- The move comes after Lancaster County District Court Judge Ryan Post this month affirmed a December decision by the Nebraska Department of Banking and Finance (NDBF) to deny GreenState’s application to purchase Premier.
- In its appeal, Premier argued that if federally chartered banks that do business in Nebraska have the authority to sell substantially all of their assets and liabilities to a credit union, then state-chartered banks like Premier should, too. The NDBF, however, cited a wildcard rule allowing a bank’s board of directors or officers to exercise all of the incidental powers necessary to conduct the business of banking. That law does not specifically include the power to sell or buy bank assets, the NDBF asserted.
The GreenState-Premier deal is the second proposed credit union-bank combination this year to fall apart. After three delays, Florida-based VyStar Credit Union and Georgia-based Heritage Southeast Bank agreed in June to terminate their merger plans “after careful consideration of the proposed transaction and the lack of a clear path forward to obtaining the regulatory approvals needed for closing.” Mississippi-based The First Bank a month later agreed to acquire Heritage Southeast in a $207 million transaction.
Disterhoft, in comments Thursday to Credit Union Times, said GreenState “knew there would be a fight” to keep the credit union out of Nebraska.

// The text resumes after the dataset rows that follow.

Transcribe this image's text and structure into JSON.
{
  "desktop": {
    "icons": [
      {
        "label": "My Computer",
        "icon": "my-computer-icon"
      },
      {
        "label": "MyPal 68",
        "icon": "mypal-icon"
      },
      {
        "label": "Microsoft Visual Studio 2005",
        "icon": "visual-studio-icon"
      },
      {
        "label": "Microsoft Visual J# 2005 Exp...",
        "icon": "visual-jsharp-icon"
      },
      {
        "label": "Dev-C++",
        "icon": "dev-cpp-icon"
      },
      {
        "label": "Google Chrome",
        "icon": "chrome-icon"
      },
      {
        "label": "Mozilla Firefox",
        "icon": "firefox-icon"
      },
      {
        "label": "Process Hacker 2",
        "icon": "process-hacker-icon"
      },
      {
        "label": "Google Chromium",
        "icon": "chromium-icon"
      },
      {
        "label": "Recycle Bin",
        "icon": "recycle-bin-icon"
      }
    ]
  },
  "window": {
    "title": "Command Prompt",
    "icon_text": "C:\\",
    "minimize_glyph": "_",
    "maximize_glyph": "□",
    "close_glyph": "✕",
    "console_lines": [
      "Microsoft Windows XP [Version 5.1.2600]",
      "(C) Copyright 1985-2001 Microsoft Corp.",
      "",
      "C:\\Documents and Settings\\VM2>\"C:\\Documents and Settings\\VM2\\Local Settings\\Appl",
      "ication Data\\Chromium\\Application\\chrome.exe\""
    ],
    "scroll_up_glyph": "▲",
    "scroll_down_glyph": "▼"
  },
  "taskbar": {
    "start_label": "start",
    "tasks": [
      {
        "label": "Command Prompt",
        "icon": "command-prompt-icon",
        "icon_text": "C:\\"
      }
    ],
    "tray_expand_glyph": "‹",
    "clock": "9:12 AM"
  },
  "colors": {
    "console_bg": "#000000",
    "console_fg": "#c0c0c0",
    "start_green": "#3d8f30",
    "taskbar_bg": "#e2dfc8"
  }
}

“We are disappointed by the outcome,” he said, adding the judicial blow is only a temporary barrier. “We are still coming to Nebraska. This simply pushes our timetable back a year.”
GreenState may yet expand into Omaha organically, he said.

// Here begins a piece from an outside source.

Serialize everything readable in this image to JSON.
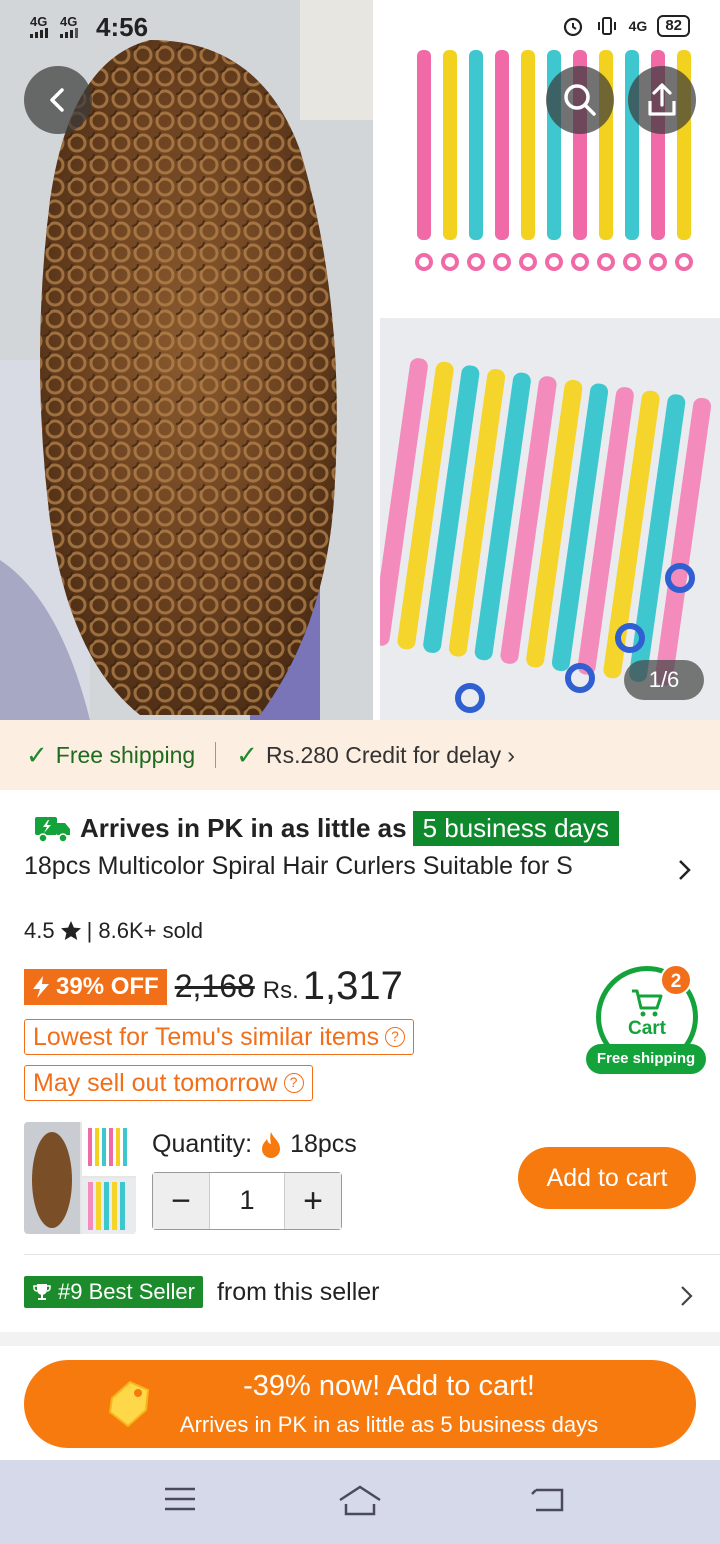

"Omaha is a growing market and an enticing place to be," Disterhoft told American Banker. "We'll react to acquisition opportunities as they present themselves.”
Chris Maher, Premier’s CEO, bemoaned the court decision Thursday, saying the appeal’s denial “is to the detriment of all Nebraskans who would benefit from additional competition in their state.”

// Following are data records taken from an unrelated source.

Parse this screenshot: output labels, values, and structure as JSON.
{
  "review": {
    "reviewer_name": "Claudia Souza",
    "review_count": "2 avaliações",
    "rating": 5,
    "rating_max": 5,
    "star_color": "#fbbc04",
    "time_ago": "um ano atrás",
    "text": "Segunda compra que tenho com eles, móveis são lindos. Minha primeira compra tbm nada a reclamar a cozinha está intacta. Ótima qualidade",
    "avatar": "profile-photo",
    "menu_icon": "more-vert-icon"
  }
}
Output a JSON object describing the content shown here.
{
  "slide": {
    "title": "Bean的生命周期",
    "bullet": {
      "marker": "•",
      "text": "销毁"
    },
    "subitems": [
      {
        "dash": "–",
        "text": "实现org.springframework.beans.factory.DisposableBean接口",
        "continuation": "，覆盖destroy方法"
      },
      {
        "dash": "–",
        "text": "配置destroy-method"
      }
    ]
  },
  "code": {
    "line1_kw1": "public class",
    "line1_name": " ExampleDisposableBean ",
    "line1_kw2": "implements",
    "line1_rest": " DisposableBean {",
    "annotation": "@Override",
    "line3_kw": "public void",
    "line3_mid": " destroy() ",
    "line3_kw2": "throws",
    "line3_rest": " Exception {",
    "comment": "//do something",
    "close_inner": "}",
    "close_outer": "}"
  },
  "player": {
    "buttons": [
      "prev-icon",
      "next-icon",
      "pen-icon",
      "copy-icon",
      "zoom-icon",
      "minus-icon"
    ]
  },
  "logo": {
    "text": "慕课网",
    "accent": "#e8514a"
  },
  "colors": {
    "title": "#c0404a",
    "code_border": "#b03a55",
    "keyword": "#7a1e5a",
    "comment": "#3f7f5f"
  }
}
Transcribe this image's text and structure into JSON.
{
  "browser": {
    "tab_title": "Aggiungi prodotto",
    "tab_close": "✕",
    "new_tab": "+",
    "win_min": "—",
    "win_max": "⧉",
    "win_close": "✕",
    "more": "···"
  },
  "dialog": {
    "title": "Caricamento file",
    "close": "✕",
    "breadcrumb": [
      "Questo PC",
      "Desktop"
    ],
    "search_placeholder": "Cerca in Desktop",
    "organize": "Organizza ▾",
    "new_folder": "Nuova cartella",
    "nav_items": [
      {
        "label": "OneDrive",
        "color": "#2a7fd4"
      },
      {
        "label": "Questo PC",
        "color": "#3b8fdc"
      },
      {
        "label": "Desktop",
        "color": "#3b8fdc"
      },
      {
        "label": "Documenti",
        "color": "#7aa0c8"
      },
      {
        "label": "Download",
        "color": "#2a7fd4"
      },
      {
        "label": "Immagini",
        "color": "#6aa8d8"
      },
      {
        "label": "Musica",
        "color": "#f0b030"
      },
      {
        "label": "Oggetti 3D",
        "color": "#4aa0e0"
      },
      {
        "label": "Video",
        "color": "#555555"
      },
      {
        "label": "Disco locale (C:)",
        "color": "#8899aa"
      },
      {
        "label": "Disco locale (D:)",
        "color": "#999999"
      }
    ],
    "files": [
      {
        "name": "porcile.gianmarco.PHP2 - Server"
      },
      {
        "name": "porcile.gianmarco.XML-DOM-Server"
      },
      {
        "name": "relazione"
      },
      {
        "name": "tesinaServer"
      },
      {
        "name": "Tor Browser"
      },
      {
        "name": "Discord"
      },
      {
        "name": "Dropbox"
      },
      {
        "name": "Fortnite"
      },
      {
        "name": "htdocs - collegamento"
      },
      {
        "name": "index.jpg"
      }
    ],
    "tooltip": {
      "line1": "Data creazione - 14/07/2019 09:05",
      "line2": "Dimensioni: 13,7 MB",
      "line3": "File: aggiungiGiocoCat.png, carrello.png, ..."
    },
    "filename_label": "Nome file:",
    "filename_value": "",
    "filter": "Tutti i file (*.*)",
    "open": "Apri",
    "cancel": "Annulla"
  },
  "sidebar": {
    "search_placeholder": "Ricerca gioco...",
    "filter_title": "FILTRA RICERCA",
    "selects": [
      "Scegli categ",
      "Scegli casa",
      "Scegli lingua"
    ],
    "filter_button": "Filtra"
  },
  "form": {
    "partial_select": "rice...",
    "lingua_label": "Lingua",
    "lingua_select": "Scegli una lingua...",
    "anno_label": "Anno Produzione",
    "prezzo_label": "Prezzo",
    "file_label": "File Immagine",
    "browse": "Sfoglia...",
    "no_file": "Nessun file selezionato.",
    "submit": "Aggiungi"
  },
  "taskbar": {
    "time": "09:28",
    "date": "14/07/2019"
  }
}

“The Nebraska Department of Banking joined forces with the state banking lobby to prevent the sale of a privately owned business,” Maher told Credit Union Times. “Regulators should concentrate on safety/soundness and consumer protection. Neither of those were an issue.”
Credit union purchases of banks typically draw objections from trade groups such as the Independent Community Bankers of America (ICBA), which argues credit unions’ tax-exempt status allows them to offer a higher purchase price for acquisitions than banks can, and lets them grow more freely. That unchecked growth runs counter to the mission of serving lower-income members in relatively remote geographic areas, deal opponents argue.
Nebraska is hardly the first state to put up a fight against bank purchases by credit unions. The Colorado Banking Board in 2020 denied a bid by Elevations Credit Union to purchase the assets of Cache Bank & Trust.
The Tennessee Department of Financial Institutions, meanwhile, is appealing a judge’s decision to allow Memphis-based Orion Credit Union to purchase Financial Federal Bank. Davidson County Chancery Court Judge Patricia Moskal issued an injunction in November temporarily halting the transaction as the state banking regulator and the financial institutions argued over the meaning of the word “acquire” in the Tennessee Banking Act. Moskal lifted the injunction in May, ruling the Tennessee Banking Act allows the transaction because Orion would be acquiring Financial Federal’s assets, not its charter or stock.
State pushback against credit union-bank tie-ups, however, “is not a nationwide movement,” Disterhoft told American Banker.
“Each state has its own approach,” he said.
Indeed, Illinois has appeared more welcoming to GreenState. The credit union agreed last year to buy Oxford Bank & Trust and Midwest Community Bank — both based in the state. The latter deal closed in July.
Credit unions so far in 2022 have proposed 10 acquisitions of banks.